▶ How to complete this task:
Search the records for the word "Настройка". Copy every line where it appears.

▶ Available data:
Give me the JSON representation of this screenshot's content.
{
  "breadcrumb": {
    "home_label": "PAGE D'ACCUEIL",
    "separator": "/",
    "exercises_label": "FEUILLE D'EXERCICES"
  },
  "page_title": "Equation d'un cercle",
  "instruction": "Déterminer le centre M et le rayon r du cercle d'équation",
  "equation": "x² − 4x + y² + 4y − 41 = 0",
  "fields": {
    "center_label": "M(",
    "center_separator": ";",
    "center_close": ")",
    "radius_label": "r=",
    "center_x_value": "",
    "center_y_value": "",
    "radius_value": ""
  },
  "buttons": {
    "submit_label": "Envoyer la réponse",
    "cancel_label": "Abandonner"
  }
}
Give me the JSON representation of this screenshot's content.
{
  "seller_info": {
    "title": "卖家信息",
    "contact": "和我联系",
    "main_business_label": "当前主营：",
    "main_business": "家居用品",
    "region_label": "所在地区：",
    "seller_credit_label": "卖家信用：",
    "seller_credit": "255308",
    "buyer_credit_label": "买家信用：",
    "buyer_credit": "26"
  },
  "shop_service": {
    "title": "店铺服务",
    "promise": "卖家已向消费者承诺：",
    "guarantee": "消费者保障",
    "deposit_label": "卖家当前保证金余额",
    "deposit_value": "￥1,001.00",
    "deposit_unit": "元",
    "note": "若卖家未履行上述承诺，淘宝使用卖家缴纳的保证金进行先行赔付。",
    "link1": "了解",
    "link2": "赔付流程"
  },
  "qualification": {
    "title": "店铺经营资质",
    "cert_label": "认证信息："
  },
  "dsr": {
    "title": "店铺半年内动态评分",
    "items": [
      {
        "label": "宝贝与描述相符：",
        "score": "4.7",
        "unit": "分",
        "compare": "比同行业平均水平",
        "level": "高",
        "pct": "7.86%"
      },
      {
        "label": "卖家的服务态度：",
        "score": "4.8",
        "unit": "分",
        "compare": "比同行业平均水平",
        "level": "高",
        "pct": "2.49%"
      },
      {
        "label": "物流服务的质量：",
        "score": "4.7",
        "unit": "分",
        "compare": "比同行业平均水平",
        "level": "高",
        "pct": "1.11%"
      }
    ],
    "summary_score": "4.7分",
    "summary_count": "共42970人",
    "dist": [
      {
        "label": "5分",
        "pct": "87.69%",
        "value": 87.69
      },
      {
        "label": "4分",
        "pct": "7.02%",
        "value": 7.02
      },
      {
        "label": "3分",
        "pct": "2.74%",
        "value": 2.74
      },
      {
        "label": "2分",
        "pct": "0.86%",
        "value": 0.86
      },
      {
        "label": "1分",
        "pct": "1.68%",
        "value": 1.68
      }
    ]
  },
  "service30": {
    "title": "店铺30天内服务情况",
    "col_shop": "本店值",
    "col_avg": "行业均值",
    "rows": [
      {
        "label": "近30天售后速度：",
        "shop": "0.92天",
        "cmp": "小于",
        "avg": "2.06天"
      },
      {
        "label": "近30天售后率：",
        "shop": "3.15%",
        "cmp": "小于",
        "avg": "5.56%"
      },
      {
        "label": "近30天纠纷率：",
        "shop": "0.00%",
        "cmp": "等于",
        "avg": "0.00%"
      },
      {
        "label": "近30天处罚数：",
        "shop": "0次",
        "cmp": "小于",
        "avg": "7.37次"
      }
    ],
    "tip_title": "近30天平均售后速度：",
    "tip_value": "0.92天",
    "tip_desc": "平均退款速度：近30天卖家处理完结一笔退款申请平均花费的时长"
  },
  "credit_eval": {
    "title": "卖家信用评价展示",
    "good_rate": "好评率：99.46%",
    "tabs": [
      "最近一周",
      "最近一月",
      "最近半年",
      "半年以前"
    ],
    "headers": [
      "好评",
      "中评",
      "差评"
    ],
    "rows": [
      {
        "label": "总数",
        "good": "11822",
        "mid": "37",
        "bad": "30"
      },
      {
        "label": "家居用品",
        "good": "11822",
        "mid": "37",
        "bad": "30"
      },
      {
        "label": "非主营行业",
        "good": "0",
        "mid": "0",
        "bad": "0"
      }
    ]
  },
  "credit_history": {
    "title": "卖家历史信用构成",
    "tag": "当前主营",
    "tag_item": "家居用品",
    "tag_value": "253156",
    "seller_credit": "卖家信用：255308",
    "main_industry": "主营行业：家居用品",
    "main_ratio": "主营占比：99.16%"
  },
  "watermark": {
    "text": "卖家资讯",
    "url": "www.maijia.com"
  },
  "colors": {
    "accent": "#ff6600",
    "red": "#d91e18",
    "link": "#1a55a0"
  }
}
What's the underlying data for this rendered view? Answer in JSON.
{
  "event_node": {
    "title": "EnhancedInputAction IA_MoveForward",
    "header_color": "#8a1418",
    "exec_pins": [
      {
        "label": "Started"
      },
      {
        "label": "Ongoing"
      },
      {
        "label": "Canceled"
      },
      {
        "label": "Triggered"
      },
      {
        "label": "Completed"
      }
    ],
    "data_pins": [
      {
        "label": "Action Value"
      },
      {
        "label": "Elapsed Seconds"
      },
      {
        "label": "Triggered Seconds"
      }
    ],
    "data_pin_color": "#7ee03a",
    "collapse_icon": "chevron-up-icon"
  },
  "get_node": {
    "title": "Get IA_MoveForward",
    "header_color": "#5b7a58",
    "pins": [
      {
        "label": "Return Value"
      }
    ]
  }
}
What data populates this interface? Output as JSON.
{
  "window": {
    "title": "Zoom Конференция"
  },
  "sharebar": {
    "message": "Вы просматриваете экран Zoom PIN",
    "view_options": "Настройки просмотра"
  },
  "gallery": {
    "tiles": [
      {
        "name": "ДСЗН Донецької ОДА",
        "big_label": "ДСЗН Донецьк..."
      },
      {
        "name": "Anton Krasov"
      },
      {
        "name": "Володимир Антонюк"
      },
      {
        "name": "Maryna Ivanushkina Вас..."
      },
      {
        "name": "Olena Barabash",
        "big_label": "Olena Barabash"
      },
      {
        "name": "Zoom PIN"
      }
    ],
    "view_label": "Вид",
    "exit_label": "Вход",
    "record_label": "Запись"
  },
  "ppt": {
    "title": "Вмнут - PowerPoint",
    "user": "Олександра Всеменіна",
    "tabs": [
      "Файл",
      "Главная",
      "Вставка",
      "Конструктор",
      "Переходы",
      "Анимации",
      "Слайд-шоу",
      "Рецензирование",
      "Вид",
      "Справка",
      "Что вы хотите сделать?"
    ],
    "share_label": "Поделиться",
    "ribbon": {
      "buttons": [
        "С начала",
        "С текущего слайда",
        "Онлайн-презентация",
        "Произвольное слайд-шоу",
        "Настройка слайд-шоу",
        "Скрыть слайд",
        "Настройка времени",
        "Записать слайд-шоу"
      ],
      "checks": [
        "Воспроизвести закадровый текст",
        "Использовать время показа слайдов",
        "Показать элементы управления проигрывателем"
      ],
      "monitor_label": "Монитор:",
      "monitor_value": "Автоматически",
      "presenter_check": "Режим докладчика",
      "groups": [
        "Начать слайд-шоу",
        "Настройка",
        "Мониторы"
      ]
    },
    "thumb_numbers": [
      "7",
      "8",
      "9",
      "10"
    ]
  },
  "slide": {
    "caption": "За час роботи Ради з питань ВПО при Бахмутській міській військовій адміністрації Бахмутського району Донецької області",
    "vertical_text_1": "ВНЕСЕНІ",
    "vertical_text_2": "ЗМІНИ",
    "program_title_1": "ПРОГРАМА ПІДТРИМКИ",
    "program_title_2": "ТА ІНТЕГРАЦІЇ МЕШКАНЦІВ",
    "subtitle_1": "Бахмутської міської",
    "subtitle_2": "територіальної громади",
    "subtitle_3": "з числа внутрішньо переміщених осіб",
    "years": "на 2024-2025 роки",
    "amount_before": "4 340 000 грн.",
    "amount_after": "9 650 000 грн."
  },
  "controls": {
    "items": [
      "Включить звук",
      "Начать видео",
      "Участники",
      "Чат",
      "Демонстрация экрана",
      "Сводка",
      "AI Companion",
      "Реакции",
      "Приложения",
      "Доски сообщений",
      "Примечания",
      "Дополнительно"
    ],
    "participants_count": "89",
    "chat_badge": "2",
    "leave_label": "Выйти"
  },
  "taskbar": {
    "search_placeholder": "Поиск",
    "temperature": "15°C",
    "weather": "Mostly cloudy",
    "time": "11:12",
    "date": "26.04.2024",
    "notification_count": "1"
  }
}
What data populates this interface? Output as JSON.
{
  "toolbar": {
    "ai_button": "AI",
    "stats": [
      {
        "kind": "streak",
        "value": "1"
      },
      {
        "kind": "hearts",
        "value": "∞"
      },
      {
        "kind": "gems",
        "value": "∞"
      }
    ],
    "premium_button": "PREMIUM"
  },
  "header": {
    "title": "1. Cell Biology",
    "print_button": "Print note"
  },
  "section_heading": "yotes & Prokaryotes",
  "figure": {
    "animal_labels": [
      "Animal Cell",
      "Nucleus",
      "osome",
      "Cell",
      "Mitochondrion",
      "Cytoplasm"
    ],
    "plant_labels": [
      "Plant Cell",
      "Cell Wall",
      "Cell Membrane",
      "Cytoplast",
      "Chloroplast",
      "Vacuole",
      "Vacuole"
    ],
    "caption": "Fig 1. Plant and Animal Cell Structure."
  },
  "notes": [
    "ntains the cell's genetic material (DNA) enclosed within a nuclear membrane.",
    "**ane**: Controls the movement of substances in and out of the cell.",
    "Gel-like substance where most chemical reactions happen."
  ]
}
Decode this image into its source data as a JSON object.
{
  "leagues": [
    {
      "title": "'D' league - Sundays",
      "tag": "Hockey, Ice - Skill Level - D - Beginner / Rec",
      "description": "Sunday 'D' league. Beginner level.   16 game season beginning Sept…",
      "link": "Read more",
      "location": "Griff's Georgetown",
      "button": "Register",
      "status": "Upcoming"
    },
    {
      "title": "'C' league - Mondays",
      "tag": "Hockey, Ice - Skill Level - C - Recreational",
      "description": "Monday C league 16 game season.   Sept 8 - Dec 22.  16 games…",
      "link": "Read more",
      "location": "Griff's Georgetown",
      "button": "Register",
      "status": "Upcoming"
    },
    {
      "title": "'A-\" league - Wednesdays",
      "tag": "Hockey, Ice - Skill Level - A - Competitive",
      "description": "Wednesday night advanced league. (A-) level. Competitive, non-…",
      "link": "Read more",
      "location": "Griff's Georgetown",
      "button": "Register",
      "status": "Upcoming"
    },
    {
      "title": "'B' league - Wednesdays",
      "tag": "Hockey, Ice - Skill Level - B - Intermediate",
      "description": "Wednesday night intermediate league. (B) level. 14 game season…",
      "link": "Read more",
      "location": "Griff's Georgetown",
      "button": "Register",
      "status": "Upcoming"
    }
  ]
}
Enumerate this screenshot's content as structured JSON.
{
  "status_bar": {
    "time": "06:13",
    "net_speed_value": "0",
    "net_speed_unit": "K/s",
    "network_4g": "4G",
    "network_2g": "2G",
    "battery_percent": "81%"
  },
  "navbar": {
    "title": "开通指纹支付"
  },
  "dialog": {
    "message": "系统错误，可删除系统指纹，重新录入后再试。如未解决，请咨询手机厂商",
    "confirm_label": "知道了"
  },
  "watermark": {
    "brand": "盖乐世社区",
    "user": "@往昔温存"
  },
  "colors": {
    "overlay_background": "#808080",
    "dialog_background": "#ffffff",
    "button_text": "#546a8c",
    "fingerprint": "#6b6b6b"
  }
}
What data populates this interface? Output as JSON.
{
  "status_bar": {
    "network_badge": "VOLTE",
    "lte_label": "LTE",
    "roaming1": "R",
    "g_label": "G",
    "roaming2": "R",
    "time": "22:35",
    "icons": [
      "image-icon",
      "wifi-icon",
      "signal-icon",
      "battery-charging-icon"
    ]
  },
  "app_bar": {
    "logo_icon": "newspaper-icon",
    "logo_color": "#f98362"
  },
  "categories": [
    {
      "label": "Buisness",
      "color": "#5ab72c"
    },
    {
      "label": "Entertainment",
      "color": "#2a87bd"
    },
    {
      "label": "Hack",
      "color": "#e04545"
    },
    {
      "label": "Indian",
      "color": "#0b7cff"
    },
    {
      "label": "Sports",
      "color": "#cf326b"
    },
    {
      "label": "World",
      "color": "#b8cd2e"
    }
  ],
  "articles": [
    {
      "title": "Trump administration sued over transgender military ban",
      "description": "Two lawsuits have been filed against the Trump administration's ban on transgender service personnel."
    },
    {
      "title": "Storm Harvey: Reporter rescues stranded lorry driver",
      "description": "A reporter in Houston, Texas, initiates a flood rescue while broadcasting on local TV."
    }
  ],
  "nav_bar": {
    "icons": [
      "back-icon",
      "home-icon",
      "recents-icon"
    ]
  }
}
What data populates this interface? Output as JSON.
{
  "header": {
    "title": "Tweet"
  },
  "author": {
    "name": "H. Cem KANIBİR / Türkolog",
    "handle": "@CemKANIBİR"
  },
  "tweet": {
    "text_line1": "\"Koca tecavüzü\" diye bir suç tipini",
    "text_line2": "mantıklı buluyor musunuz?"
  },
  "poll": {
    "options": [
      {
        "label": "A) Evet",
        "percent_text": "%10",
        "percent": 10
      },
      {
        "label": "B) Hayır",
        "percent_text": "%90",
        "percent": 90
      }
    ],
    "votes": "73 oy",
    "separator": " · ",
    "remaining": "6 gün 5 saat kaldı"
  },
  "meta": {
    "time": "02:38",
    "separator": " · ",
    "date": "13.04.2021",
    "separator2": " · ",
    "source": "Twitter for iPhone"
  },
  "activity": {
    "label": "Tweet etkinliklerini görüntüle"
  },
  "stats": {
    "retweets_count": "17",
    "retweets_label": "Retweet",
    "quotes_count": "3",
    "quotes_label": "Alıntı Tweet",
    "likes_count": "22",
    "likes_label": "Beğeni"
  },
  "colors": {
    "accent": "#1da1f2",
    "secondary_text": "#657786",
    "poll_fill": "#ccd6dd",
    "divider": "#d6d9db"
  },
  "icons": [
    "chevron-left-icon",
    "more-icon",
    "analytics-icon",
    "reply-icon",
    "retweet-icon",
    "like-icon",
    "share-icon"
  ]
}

▶ Your solution:
        "Настройка слайд-шоу",
        "Настройка времени",
        "Настройка",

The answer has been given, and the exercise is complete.